You know what the funny thing is though? Before we met Doug and I never had any problems with bugs in any apartment that we’ve lived in. We’ve been together almost a year and a half, and we’ve dealt with bedbugs and cockroaches. It’s like we had too good apartment karma and the scales needed to be balanced or something.

Never a dull moment here at the apartment. Stayed tune for next’s week (mis)adventure!

 

Review Tuesday: One Day We’ll All Be Dead and None of This Will Matter

It’s been a long time since I did a Review Tuesday, and it’s not like I stopped reading books (I’ve read 47 so far this year), it’s just that I got super lazy. But, I’m trying to kick the lazy-ness. So, I’m back with the Review Tuesday. And first book I’m back with is One Day We’ll All Be Dead and None of This Will Matter by Scaachi Koul.

From Goodreads:

A collection of essays about growing up the daughter of Indian immigrants in Canada, “a land of ice and casual racism,” by the cultural observer, Scaachi Koul.

In One Day We’ll All Be Dead and None of This Will Matter, Scaachi deploys her razor-sharp humour to share her fears, outrages and mortifying experiences as an outsider growing up in Canada. Her subjects range from shaving her knuckles in grade school, to a shopping trip gone horribly awry, to dealing with internet trolls, to feeling out of place at an Indian wedding (as an Indian woman), to parsing the trajectory of fears and anxieties that pressed upon her immigrant parents and bled down a generation. Alongside these personal stories are pointed observations about life as a woman of colour, where every aspect of her appearance is open for critique, derision or outright scorn. Where strict gender rules bind in both Western and Indian cultures, forcing her to confront questions about gender dynamics, racial tensions, ethnic stereotypes and her father’s creeping mortality–all as she tries to find her feet in the world.

This is one of my favourite books of the year. I’m usually not a big fan of essay-style books, but I fell in love with this one. I truthfully found out about it through a Facebook ad where the ad copy was something along the lines of “my boss told me I have to market this book even though one day we’ll all be dead and none of this will matter,” and it made me laugh, so I had to look up the book. (Well done marketing person).

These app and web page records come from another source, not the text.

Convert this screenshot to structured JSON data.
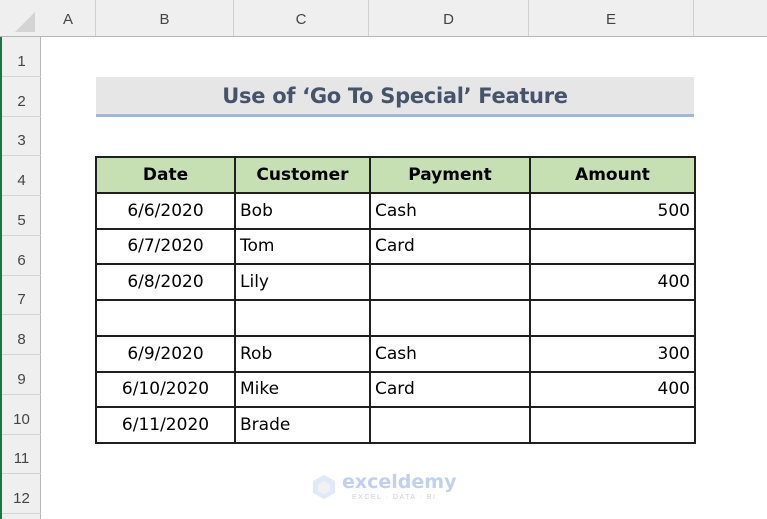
{
  "sheet": {
    "columns": [
      "A",
      "B",
      "C",
      "D",
      "E"
    ],
    "rows": [
      "1",
      "2",
      "3",
      "4",
      "5",
      "6",
      "7",
      "8",
      "9",
      "10",
      "11",
      "12"
    ],
    "gridlines": false,
    "accent_color": "#217346"
  },
  "title": {
    "text": "Use of ‘Go To Special’ Feature",
    "background": "#e7e6e6",
    "text_color": "#44546a",
    "underline_color": "#9fb6de"
  },
  "table": {
    "header_background": "#c6e0b4",
    "headers": [
      "Date",
      "Customer",
      "Payment",
      "Amount"
    ],
    "rows": [
      [
        "6/6/2020",
        "Bob",
        "Cash",
        "500"
      ],
      [
        "6/7/2020",
        "Tom",
        "Card",
        ""
      ],
      [
        "6/8/2020",
        "Lily",
        "",
        "400"
      ],
      [
        "",
        "",
        "",
        ""
      ],
      [
        "6/9/2020",
        "Rob",
        "Cash",
        "300"
      ],
      [
        "6/10/2020",
        "Mike",
        "Card",
        "400"
      ],
      [
        "6/11/2020",
        "Brade",
        "",
        ""
      ]
    ]
  },
  "watermark": {
    "name": "exceldemy",
    "tagline": "EXCEL · DATA · BI"
  }
}
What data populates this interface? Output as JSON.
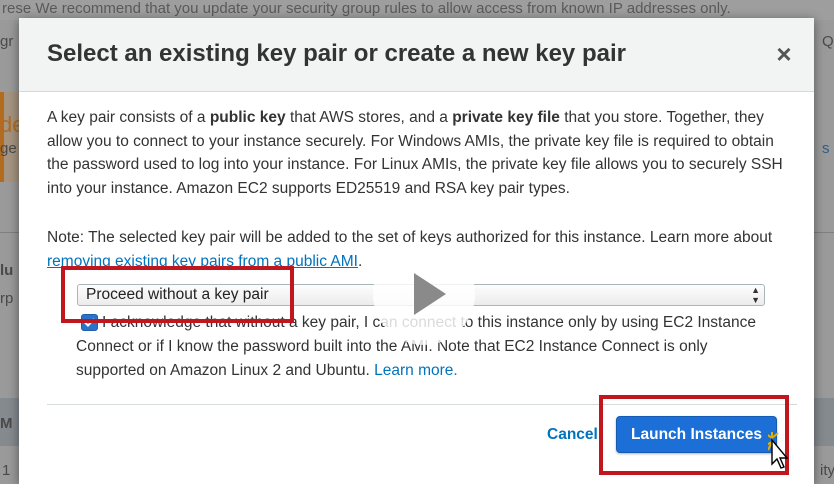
{
  "background": {
    "top_text": "rese   We recommend that you update your security group rules to allow access from known IP addresses only.",
    "left_fragments": [
      "gr",
      "de",
      "ge",
      "lu",
      "rp",
      "M",
      "1"
    ],
    "right_fragments": [
      "Q",
      "s",
      "ity"
    ]
  },
  "modal": {
    "title": "Select an existing key pair or create a new key pair",
    "close_label": "×",
    "paragraph1_a": "A key pair consists of a ",
    "paragraph1_b": "public key",
    "paragraph1_c": " that AWS stores, and a ",
    "paragraph1_d": "private key file",
    "paragraph1_e": " that you store. Together, they allow you to connect to your instance securely. For Windows AMIs, the private key file is required to obtain the password used to log into your instance. For Linux AMIs, the private key file allows you to securely SSH into your instance. Amazon EC2 supports ED25519 and RSA key pair types.",
    "note_text": "Note: The selected key pair will be added to the set of keys authorized for this instance. Learn more about ",
    "note_link": "removing existing key pairs from a public AMI",
    "note_end": ".",
    "select_value": "Proceed without a key pair",
    "ack_checked": true,
    "ack_text": "I acknowledge that without a key pair, I can connect to this instance only by using EC2 Instance Connect or if I know the password built into the AMI. Note that EC2 Instance Connect is only supported on Amazon Linux 2 and Ubuntu. ",
    "ack_link": "Learn more.",
    "cancel_label": "Cancel",
    "launch_label": "Launch Instances"
  },
  "colors": {
    "primary_button": "#1b6fd6",
    "link": "#0073bb",
    "highlight": "#c0161e"
  },
  "icons": {
    "play": "play-icon",
    "close": "close-icon",
    "cursor": "mouse-cursor-icon",
    "check": "checkmark-icon"
  }
}
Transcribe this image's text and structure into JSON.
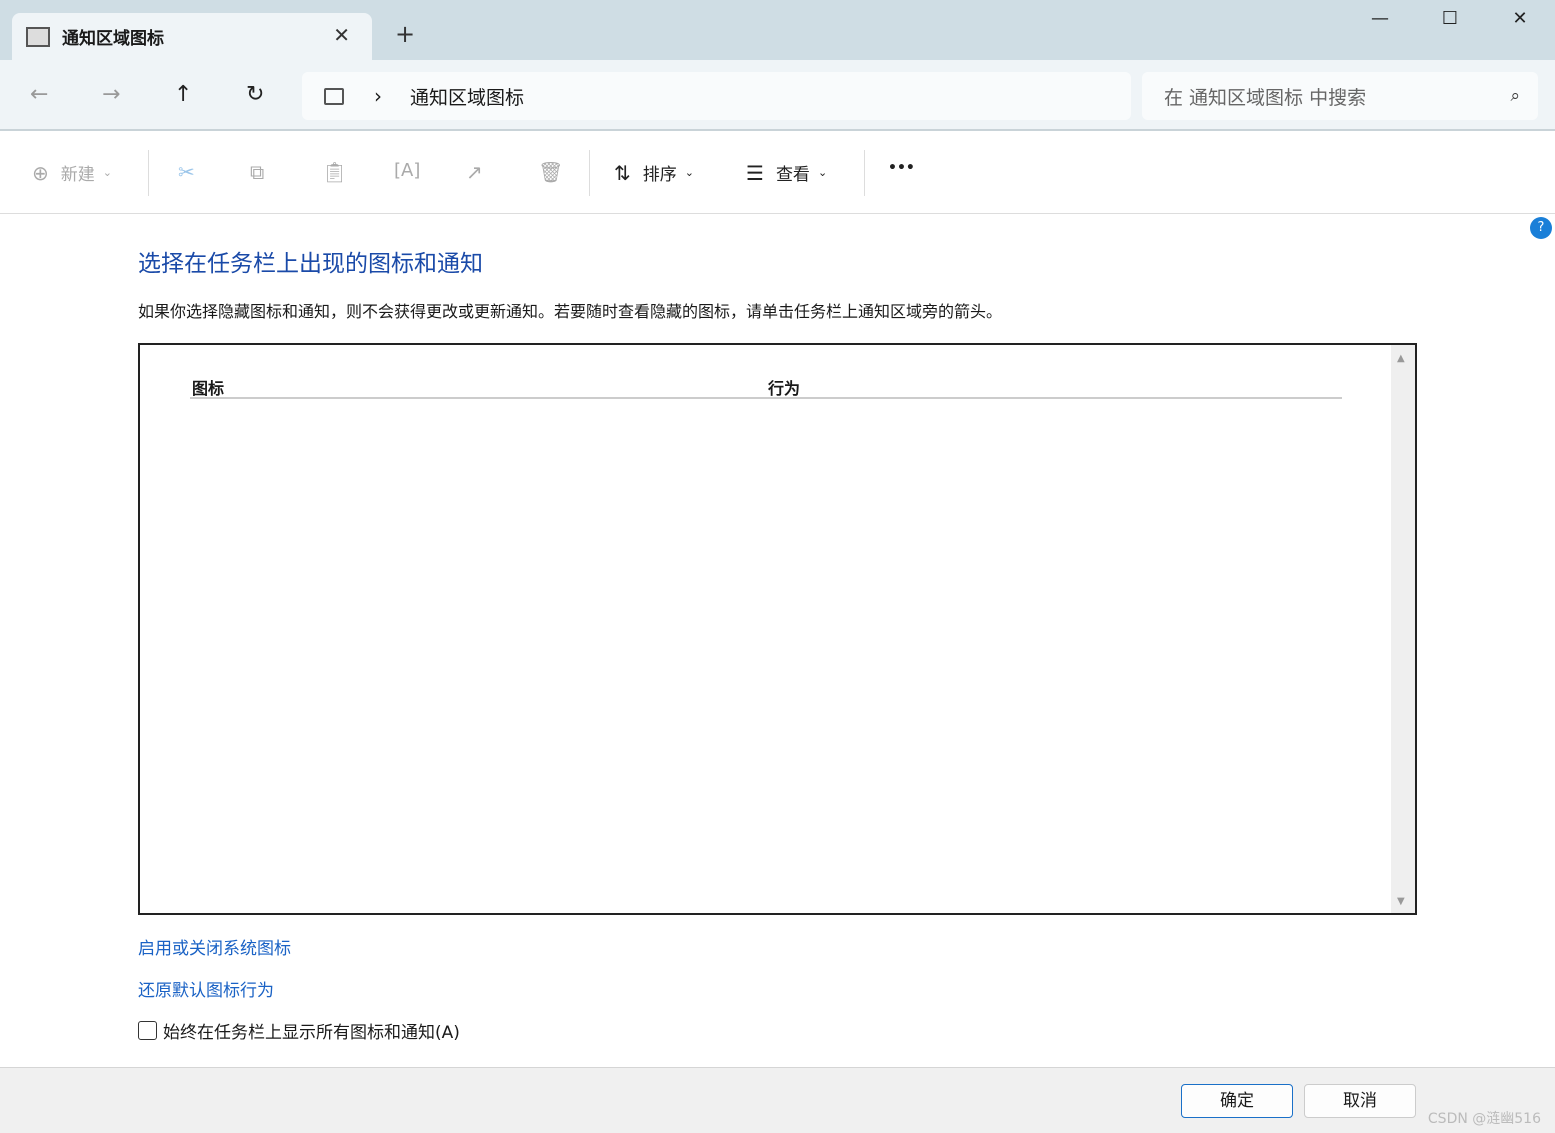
{
  "window": {
    "tab_title": "通知区域图标",
    "close_tab": "✕",
    "new_tab": "+",
    "minimize": "—",
    "maximize": "☐",
    "close": "✕"
  },
  "nav": {
    "back": "←",
    "forward": "→",
    "up": "↑",
    "refresh": "↻",
    "breadcrumb_sep": "›",
    "location": "通知区域图标",
    "search_placeholder": "在 通知区域图标 中搜索",
    "search_icon": "⌕"
  },
  "toolbar": {
    "new_label": "新建",
    "sort_label": "排序",
    "view_label": "查看",
    "more": "•••"
  },
  "main": {
    "title": "选择在任务栏上出现的图标和通知",
    "description": "如果你选择隐藏图标和通知，则不会获得更改或更新通知。若要随时查看隐藏的图标，请单击任务栏上通知区域旁的箭头。",
    "columns": [
      "图标",
      "行为"
    ],
    "link_system_icons": "启用或关闭系统图标",
    "link_restore": "还原默认图标行为",
    "checkbox_label": "始终在任务栏上显示所有图标和通知(A)",
    "checkbox_checked": false,
    "help": "?"
  },
  "footer": {
    "ok": "确定",
    "cancel": "取消",
    "watermark": "CSDN @涟幽516"
  }
}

The one thing that I loved about this book was that it was written from a completely different perspective from my own. I’m a middle class white female. I’ve never experienced racism before – I’ve definitely experienced sexism, (which she also talks about) but not racism. So it was interesting to read about someone close to my age who experiences it on a fairly regular basis. Interesting and disturbing. Her version of Canada is different from mine, and I wasn’t happy that she was experiencing – and is experiencing – something so awful. But, it was good to read about it because I needed to know. And every Canadian needs to know that this happens. Nothing can change if we don’t all frankly talk about what we experience.

Racism was one of the big things that Scaachi talked about, but she also talked about sexism (Good Lord I hear ya on that), and just other life experiences that she’s had. I also really enjoyed her essay about the perpetual fear that she lives in – only because I also have that going on (though to a lesser degree).

Overall, this was a very smart, funny, and engrossing book. I loved that it made me think, made me reevaluate things that I thought I knew, and just made me laugh. The writing is brilliant and engaging and I couldn’t put it down. I also LOVED that it was Canadian. I’m starved for Canadian content.

If you haven’t read this book you definitely should. It’s not one that you can miss.